# [What to do]
Your task is to work out how many lines in the data include the word "screenshot". Reply with the number alone.

--- Provided entries ---

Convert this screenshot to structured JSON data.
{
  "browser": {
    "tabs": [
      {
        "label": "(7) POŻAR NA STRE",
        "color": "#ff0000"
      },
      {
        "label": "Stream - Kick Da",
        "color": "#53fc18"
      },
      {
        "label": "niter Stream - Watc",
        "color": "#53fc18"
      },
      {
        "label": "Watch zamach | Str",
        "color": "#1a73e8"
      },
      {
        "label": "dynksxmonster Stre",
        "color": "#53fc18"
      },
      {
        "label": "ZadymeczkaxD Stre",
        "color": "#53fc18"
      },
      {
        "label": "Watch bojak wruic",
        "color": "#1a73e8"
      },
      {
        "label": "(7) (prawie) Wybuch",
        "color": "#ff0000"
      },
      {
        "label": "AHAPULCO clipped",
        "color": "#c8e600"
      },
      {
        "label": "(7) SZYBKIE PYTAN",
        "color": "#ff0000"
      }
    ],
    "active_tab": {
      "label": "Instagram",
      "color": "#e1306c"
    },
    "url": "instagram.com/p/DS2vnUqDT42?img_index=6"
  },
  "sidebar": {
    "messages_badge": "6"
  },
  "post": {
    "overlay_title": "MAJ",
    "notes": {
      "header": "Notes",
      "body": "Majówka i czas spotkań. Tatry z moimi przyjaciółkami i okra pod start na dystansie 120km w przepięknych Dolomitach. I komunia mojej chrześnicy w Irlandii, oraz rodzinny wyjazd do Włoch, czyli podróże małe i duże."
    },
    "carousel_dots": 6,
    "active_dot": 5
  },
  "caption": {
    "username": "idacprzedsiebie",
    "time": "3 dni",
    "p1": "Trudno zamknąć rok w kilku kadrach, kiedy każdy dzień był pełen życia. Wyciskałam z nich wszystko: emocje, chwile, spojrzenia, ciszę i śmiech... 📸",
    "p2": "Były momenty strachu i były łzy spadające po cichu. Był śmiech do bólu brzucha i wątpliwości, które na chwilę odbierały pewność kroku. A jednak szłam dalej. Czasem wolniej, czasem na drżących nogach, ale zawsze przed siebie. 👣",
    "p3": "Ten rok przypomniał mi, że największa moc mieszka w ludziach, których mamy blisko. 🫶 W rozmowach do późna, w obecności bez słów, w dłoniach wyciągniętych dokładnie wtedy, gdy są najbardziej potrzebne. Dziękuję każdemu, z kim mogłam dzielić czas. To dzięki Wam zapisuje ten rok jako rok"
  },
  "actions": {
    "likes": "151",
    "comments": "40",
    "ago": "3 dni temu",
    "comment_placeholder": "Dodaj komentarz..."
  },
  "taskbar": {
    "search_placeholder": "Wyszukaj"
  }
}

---
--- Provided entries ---

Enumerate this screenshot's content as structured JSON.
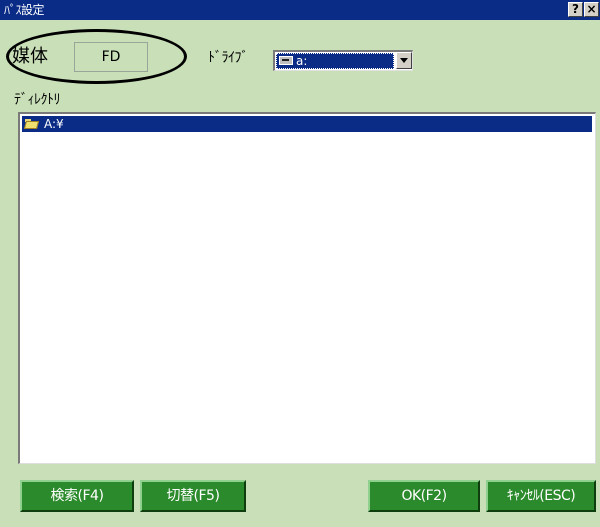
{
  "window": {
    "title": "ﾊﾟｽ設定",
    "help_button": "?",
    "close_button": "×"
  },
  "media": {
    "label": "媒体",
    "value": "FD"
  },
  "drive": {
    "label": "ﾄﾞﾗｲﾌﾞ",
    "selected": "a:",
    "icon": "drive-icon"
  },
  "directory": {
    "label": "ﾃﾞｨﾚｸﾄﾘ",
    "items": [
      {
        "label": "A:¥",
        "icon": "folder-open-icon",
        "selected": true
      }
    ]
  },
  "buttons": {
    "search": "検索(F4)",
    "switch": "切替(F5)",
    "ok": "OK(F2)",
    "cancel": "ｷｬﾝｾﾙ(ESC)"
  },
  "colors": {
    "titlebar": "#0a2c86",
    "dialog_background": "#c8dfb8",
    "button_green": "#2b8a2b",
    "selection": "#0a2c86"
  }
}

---

# [Exercise result]
2